I certainly welcomed South Australia's new Attorney-General's agreement with each and every other state and territory in the land and the federal government. I welcome the fact that the will of the overwhelming majority will be respected and acted upon through this bill. I also welcome the benefits that this new classification should have for the gaming community in Australia: that is the protection of younger gamers from inappropriate materials and content and the better honouring, I hope, of the copyright law that should come with this bill. But it remains a curious issue that we can have eight players being vetoed by one sole state, territory or federal government. It goes, of course, to the creation of the National Classification Scheme under the recommendation of the Law Reform Commission concerning censorship procedure in 1991, over 20 years ago now. The recommended national approach to classification makes absolute, perfect sense. This is appropriate and it is good, in my view. The Intergovernmental Agreement on Censorship which underpins the scheme confirms that certain changes to the scheme, such as amendments to the National Classification Code and classification guidelines must be considered and agreed to by censorship ministers. It must be unanimous.

The intergovernmental agreement reads in part:

B. The aim of the new scheme is to make, on a co-operative basis, Australia’s censorship laws more uniform and simple with c onsequential benefits to the public and the industry;

C. The new scheme accurately reflects, and maintains, the balance of responsibilities that has been arrived at between Australian jurisdictions.

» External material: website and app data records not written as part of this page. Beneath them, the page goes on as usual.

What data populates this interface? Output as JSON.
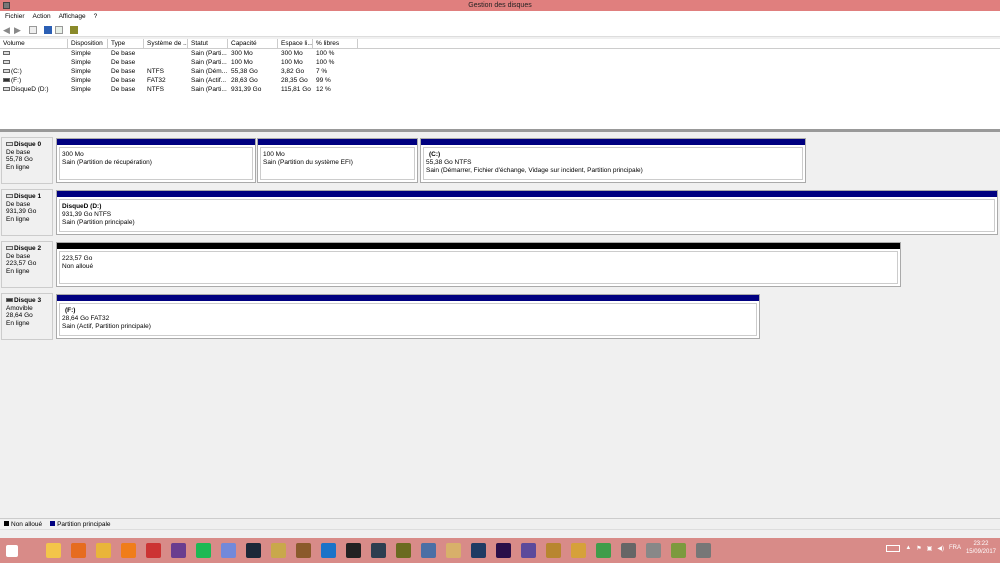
{
  "window": {
    "title": "Gestion des disques"
  },
  "menu": [
    "Fichier",
    "Action",
    "Affichage",
    "?"
  ],
  "toolbar": [
    "back-icon",
    "forward-icon",
    "console-tree-icon",
    "help-icon",
    "properties-icon",
    "disk-action-icon"
  ],
  "volume_list": {
    "columns": [
      "Volume",
      "Disposition",
      "Type",
      "Système de ...",
      "Statut",
      "Capacité",
      "Espace li...",
      "% libres"
    ],
    "rows": [
      [
        "",
        "Simple",
        "De base",
        "",
        "Sain (Parti...",
        "300 Mo",
        "300 Mo",
        "100 %"
      ],
      [
        "",
        "Simple",
        "De base",
        "",
        "Sain (Parti...",
        "100 Mo",
        "100 Mo",
        "100 %"
      ],
      [
        "(C:)",
        "Simple",
        "De base",
        "NTFS",
        "Sain (Dém...",
        "55,38 Go",
        "3,82 Go",
        "7 %"
      ],
      [
        "(F:)",
        "Simple",
        "De base",
        "FAT32",
        "Sain (Actif...",
        "28,63 Go",
        "28,35 Go",
        "99 %"
      ],
      [
        "DisqueD (D:)",
        "Simple",
        "De base",
        "NTFS",
        "Sain (Parti...",
        "931,39 Go",
        "115,81 Go",
        "12 %"
      ]
    ]
  },
  "disks": [
    {
      "name": "Disque 0",
      "type": "De base",
      "size": "55,78 Go",
      "status": "En ligne",
      "partitions": [
        {
          "title": "",
          "line1": "300 Mo",
          "line2": "Sain (Partition de récupération)"
        },
        {
          "title": "",
          "line1": "100 Mo",
          "line2": "Sain (Partition du système EFI)"
        },
        {
          "title": "(C:)",
          "line1": "55,38 Go NTFS",
          "line2": "Sain (Démarrer, Fichier d'échange, Vidage sur incident, Partition principale)"
        }
      ]
    },
    {
      "name": "Disque 1",
      "type": "De base",
      "size": "931,39 Go",
      "status": "En ligne",
      "partitions": [
        {
          "title": "DisqueD  (D:)",
          "line1": "931,39 Go NTFS",
          "line2": "Sain (Partition principale)"
        }
      ]
    },
    {
      "name": "Disque 2",
      "type": "De base",
      "size": "223,57 Go",
      "status": "En ligne",
      "partitions": [
        {
          "title": "",
          "line1": "223,57 Go",
          "line2": "Non alloué"
        }
      ]
    },
    {
      "name": "Disque 3",
      "type": "Amovible",
      "size": "28,64 Go",
      "status": "En ligne",
      "partitions": [
        {
          "title": "(F:)",
          "line1": "28,64 Go FAT32",
          "line2": "Sain (Actif, Partition principale)"
        }
      ]
    }
  ],
  "legend": [
    {
      "label": "Non alloué",
      "color": "#000000"
    },
    {
      "label": "Partition principale",
      "color": "#000080"
    }
  ],
  "taskbar": {
    "language": "FRA",
    "time": "23:22",
    "date": "15/09/2017"
  }
}
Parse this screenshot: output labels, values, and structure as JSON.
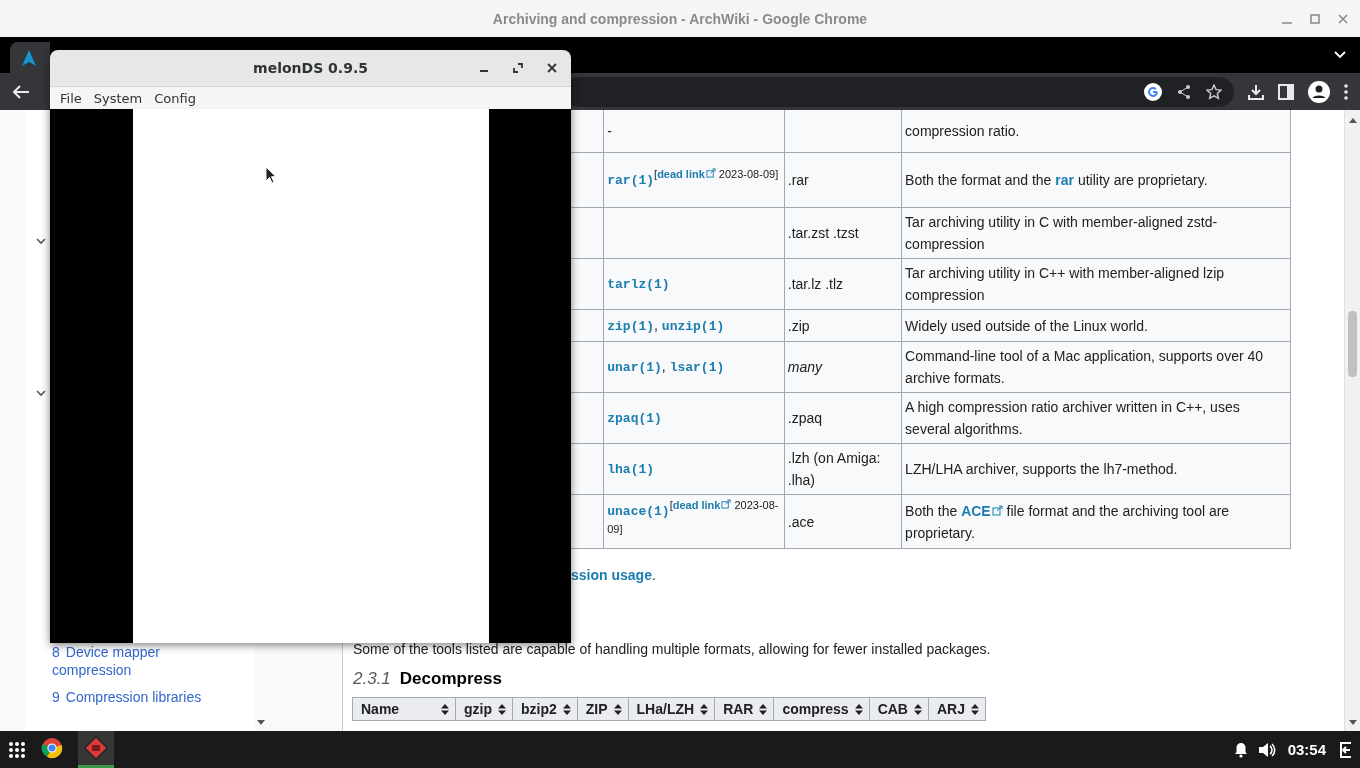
{
  "window": {
    "title": "Archiving and compression - ArchWiki - Google Chrome"
  },
  "page": {
    "toc": [
      {
        "number": "8",
        "label": "Device mapper compression"
      },
      {
        "number": "9",
        "label": "Compression libraries"
      }
    ],
    "table": {
      "rows": [
        {
          "command": [
            {
              "kind": "text",
              "text": "-"
            }
          ],
          "description": [
            {
              "kind": "text",
              "text": "compression ratio."
            }
          ]
        },
        {
          "command": [
            {
              "kind": "code",
              "text": "rar(1)"
            },
            {
              "kind": "note",
              "open": "[",
              "link": "dead link",
              "close": " 2023-08-09]"
            }
          ],
          "extension": {
            "text": ".rar",
            "italic": false
          },
          "description": [
            {
              "kind": "text",
              "text": "Both the format and the "
            },
            {
              "kind": "link",
              "text": "rar"
            },
            {
              "kind": "text",
              "text": " utility are proprietary."
            }
          ]
        },
        {
          "extension": {
            "text": ".tar.zst .tzst",
            "italic": false
          },
          "description": [
            {
              "kind": "text",
              "text": "Tar archiving utility in C with member-aligned zstd-compression"
            }
          ]
        },
        {
          "command": [
            {
              "kind": "code",
              "text": "tarlz(1)"
            }
          ],
          "extension": {
            "text": ".tar.lz .tlz",
            "italic": false
          },
          "description": [
            {
              "kind": "text",
              "text": "Tar archiving utility in C++ with member-aligned lzip compression"
            }
          ]
        },
        {
          "command": [
            {
              "kind": "code",
              "text": "zip(1)"
            },
            {
              "kind": "text",
              "text": ", "
            },
            {
              "kind": "code",
              "text": "unzip(1)"
            }
          ],
          "extension": {
            "text": ".zip",
            "italic": false
          },
          "description": [
            {
              "kind": "text",
              "text": "Widely used outside of the Linux world."
            }
          ]
        },
        {
          "command": [
            {
              "kind": "code",
              "text": "unar(1)"
            },
            {
              "kind": "text",
              "text": ", "
            },
            {
              "kind": "code",
              "text": "lsar(1)"
            }
          ],
          "extension": {
            "text": "many",
            "italic": true
          },
          "description": [
            {
              "kind": "text",
              "text": "Command-line tool of a Mac application, supports over 40 archive formats."
            }
          ]
        },
        {
          "command": [
            {
              "kind": "code",
              "text": "zpaq(1)"
            }
          ],
          "extension": {
            "text": ".zpaq",
            "italic": false
          },
          "description": [
            {
              "kind": "text",
              "text": "A high compression ratio archiver written in C++, uses several algorithms."
            }
          ]
        },
        {
          "command": [
            {
              "kind": "code",
              "text": "lha(1)"
            }
          ],
          "extension": {
            "text": ".lzh (on Amiga: .lha)",
            "italic": false
          },
          "description": [
            {
              "kind": "text",
              "text": "LZH/LHA archiver, supports the lh7-method."
            }
          ]
        },
        {
          "command": [
            {
              "kind": "code",
              "text": "unace(1)"
            },
            {
              "kind": "note",
              "open": "[",
              "link": "dead link",
              "close": " 2023-08-09]"
            }
          ],
          "extension": {
            "text": ".ace",
            "italic": false
          },
          "description": [
            {
              "kind": "text",
              "text": "Both the "
            },
            {
              "kind": "ext_link",
              "text": "ACE"
            },
            {
              "kind": "text",
              "text": " file format and the archiving tool are proprietary."
            }
          ]
        }
      ]
    },
    "note": [
      {
        "kind": "link",
        "text": "ssion usage"
      },
      {
        "kind": "text",
        "text": "."
      }
    ],
    "intro": "Some of the tools listed are capable of handling multiple formats, allowing for fewer installed packages.",
    "section": {
      "number": "2.3.1",
      "title": "Decompress"
    },
    "formats_table": {
      "columns": [
        "Name",
        "gzip",
        "bzip2",
        "ZIP",
        "LHa/LZH",
        "RAR",
        "compress",
        "CAB",
        "ARJ"
      ]
    }
  },
  "melonds": {
    "title": "melonDS 0.9.5",
    "menu": [
      "File",
      "System",
      "Config"
    ]
  },
  "taskbar": {
    "apps": [
      {
        "kind": "browser",
        "selected": false
      },
      {
        "kind": "emulator",
        "selected": true
      }
    ],
    "clock": "03:54"
  }
}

It also recognises that, in relation to the Code and classification guidelines, the Commonwealth, and the Participating States are equal partners and that policy on these matters is derived from agreement between all jurisdictions

I observe that the preceding paragraph notes that it was not an agreement of national uniformity as such, as it contains the observation that, 'Western Australia and Tasmania will not participate in the new scheme in relation to publications.' It goes on to say:

Under the Act each Participating Minister and the Commonwealth Minister are to agree:

(a) on the classification guidelines;

(b) on amendments to those guidelines; and

(c) on amendments to the Code ...

Apparently publications were out, but, in relation to games, the required uniformity of opinion, the required unanimity of determination, is without exception and has, as a consequence of the position held by one of the nine ministers, held back what almost all have long considered positive change. This has been of immense frustration to my constituents that contacted me on this particular issue. It has been imbalanced, unfair, undemocratic and most unwelcome.

There probably is not much call for changes to the actual classification structure around Australia. It is not like the system requires ongoing maintenance and adjustment on a regular basis, so one might just write off this exercise as a bad experience and forget about it, but it is of concern to me that one of the nine can uphold reform. We saw something vaguely similar with Western Australia being the sole state not to sign up for the first national health deal. At least this was able to be negotiated, put through a process of give and take and manipulated into a form that does attract the agreement of each negotiator. There was sufficient detail to actually have negotiation. In this case it has been binary—it is a straight yes or no. I will leave my discontent there and move on in support of this bill. I commend it to the House.